Start of Provided records

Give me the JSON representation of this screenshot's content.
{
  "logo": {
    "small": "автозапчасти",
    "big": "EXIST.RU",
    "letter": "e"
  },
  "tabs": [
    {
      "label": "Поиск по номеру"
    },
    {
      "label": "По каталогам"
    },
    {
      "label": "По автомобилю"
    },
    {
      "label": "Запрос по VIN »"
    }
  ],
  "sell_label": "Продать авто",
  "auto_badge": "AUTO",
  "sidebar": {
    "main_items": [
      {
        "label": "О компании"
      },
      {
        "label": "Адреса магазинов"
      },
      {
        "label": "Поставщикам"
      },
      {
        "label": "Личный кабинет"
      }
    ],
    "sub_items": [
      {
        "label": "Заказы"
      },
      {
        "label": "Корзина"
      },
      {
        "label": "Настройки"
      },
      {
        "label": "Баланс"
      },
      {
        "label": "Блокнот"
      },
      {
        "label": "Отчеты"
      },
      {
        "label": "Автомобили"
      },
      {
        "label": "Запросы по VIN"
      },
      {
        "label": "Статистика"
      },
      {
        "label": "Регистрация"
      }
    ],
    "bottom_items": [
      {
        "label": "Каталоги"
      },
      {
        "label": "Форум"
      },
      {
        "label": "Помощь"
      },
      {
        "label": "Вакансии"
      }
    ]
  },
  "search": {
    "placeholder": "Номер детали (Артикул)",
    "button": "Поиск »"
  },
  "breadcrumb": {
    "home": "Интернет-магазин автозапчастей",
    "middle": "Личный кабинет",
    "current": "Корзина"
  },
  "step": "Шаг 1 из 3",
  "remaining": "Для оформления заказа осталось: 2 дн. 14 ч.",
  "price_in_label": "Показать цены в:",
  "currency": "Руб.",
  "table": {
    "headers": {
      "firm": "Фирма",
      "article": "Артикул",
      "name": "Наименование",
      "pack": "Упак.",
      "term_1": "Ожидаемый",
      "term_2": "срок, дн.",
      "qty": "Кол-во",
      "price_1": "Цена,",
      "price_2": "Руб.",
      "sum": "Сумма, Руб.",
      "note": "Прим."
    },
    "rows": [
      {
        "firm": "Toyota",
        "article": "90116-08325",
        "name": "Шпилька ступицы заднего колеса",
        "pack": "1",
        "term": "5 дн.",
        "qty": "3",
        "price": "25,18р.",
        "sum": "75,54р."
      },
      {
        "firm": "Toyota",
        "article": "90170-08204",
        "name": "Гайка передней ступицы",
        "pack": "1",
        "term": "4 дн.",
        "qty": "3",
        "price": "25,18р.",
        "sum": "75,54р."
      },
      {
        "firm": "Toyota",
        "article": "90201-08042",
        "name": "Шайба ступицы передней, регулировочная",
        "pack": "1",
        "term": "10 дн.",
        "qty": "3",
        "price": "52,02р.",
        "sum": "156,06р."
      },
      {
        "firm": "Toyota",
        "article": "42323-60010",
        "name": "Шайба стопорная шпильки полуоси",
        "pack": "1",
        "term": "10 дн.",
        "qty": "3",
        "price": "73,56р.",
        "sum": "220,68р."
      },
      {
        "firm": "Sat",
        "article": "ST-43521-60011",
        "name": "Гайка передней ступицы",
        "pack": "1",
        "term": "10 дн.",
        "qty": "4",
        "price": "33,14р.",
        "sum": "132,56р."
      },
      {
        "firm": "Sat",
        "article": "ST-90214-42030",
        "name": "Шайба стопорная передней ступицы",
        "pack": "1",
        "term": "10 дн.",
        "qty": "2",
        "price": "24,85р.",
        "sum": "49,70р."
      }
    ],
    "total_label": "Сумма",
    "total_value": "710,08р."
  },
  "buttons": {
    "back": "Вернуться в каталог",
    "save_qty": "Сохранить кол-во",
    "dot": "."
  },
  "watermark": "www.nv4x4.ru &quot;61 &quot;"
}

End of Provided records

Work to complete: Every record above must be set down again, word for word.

Your response:
Give me the JSON representation of this screenshot's content.
{
  "logo": {
    "small": "автозапчасти",
    "big": "EXIST.RU",
    "letter": "e"
  },
  "tabs": [
    {
      "label": "Поиск по номеру"
    },
    {
      "label": "По каталогам"
    },
    {
      "label": "По автомобилю"
    },
    {
      "label": "Запрос по VIN »"
    }
  ],
  "sell_label": "Продать авто",
  "auto_badge": "AUTO",
  "sidebar": {
    "main_items": [
      {
        "label": "О компании"
      },
      {
        "label": "Адреса магазинов"
      },
      {
        "label": "Поставщикам"
      },
      {
        "label": "Личный кабинет"
      }
    ],
    "sub_items": [
      {
        "label": "Заказы"
      },
      {
        "label": "Корзина"
      },
      {
        "label": "Настройки"
      },
      {
        "label": "Баланс"
      },
      {
        "label": "Блокнот"
      },
      {
        "label": "Отчеты"
      },
      {
        "label": "Автомобили"
      },
      {
        "label": "Запросы по VIN"
      },
      {
        "label": "Статистика"
      },
      {
        "label": "Регистрация"
      }
    ],
    "bottom_items": [
      {
        "label": "Каталоги"
      },
      {
        "label": "Форум"
      },
      {
        "label": "Помощь"
      },
      {
        "label": "Вакансии"
      }
    ]
  },
  "search": {
    "placeholder": "Номер детали (Артикул)",
    "button": "Поиск »"
  },
  "breadcrumb": {
    "home": "Интернет-магазин автозапчастей",
    "middle": "Личный кабинет",
    "current": "Корзина"
  },
  "step": "Шаг 1 из 3",
  "remaining": "Для оформления заказа осталось: 2 дн. 14 ч.",
  "price_in_label": "Показать цены в:",
  "currency": "Руб.",
  "table": {
    "headers": {
      "firm": "Фирма",
      "article": "Артикул",
      "name": "Наименование",
      "pack": "Упак.",
      "term_1": "Ожидаемый",
      "term_2": "срок, дн.",
      "qty": "Кол-во",
      "price_1": "Цена,",
      "price_2": "Руб.",
      "sum": "Сумма, Руб.",
      "note": "Прим."
    },
    "rows": [
      {
        "firm": "Toyota",
        "article": "90116-08325",
        "name": "Шпилька ступицы заднего колеса",
        "pack": "1",
        "term": "5 дн.",
        "qty": "3",
        "price": "25,18р.",
        "sum": "75,54р."
      },
      {
        "firm": "Toyota",
        "article": "90170-08204",
        "name": "Гайка передней ступицы",
        "pack": "1",
        "term": "4 дн.",
        "qty": "3",
        "price": "25,18р.",
        "sum": "75,54р."
      },
      {
        "firm": "Toyota",
        "article": "90201-08042",
        "name": "Шайба ступицы передней, регулировочная",
        "pack": "1",
        "term": "10 дн.",
        "qty": "3",
        "price": "52,02р.",
        "sum": "156,06р."
      },
      {
        "firm": "Toyota",
        "article": "42323-60010",
        "name": "Шайба стопорная шпильки полуоси",
        "pack": "1",
        "term": "10 дн.",
        "qty": "3",
        "price": "73,56р.",
        "sum": "220,68р."
      },
      {
        "firm": "Sat",
        "article": "ST-43521-60011",
        "name": "Гайка передней ступицы",
        "pack": "1",
        "term": "10 дн.",
        "qty": "4",
        "price": "33,14р.",
        "sum": "132,56р."
      },
      {
        "firm": "Sat",
        "article": "ST-90214-42030",
        "name": "Шайба стопорная передней ступицы",
        "pack": "1",
        "term": "10 дн.",
        "qty": "2",
        "price": "24,85р.",
        "sum": "49,70р."
      }
    ],
    "total_label": "Сумма",
    "total_value": "710,08р."
  },
  "buttons": {
    "back": "Вернуться в каталог",
    "save_qty": "Сохранить кол-во",
    "dot": "."
  },
  "watermark": "www.nv4x4.ru &quot;61 &quot;"
}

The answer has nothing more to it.